Task to complete =>
Copy all the lines of the data that include the word "Solution".

Collected data entries
--------

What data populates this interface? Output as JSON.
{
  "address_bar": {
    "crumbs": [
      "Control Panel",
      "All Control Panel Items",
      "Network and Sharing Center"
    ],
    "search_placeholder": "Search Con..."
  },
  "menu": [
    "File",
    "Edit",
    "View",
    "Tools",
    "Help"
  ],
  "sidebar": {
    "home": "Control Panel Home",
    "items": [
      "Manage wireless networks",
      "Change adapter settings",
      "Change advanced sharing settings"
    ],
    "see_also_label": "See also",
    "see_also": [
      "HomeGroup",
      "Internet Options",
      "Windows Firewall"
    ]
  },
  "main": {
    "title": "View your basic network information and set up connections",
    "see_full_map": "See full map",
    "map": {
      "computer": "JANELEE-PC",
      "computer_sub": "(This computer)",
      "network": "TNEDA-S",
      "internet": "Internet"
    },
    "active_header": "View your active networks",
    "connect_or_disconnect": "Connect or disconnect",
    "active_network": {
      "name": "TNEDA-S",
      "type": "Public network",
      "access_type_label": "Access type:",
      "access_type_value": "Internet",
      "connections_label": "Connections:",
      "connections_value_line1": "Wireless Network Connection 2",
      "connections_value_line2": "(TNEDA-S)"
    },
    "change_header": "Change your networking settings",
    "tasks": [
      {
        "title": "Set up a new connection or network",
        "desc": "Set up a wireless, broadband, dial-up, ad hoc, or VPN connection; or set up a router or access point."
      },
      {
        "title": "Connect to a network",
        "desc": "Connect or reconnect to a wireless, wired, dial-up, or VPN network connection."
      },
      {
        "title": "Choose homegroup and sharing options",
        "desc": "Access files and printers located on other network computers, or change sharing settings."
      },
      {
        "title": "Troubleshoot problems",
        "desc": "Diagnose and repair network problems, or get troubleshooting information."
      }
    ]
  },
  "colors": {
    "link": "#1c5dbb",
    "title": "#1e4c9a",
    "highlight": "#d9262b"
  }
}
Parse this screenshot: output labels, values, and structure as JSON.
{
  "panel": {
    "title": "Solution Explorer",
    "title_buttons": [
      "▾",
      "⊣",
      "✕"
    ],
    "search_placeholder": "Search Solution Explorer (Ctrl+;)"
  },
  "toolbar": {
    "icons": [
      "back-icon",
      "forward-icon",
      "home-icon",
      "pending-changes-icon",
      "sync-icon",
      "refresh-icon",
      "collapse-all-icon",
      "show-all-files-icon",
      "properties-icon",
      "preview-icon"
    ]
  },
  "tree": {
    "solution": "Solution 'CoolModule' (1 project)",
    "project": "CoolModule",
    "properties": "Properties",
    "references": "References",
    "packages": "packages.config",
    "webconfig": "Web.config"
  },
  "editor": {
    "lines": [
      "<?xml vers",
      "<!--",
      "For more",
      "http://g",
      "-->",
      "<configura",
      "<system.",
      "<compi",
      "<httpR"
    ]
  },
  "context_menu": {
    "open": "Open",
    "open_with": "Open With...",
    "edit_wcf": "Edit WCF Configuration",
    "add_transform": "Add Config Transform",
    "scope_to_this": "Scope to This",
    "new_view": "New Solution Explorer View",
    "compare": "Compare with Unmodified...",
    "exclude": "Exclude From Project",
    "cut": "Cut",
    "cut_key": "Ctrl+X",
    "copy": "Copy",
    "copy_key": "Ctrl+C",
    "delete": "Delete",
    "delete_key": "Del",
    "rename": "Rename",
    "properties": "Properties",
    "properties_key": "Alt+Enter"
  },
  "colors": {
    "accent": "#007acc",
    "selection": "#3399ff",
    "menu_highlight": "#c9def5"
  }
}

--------

Response area =>
    "title": "Solution Explorer",
    "search_placeholder": "Search Solution Explorer (Ctrl+;)"
    "solution": "Solution 'CoolModule' (1 project)",
    "new_view": "New Solution Explorer View",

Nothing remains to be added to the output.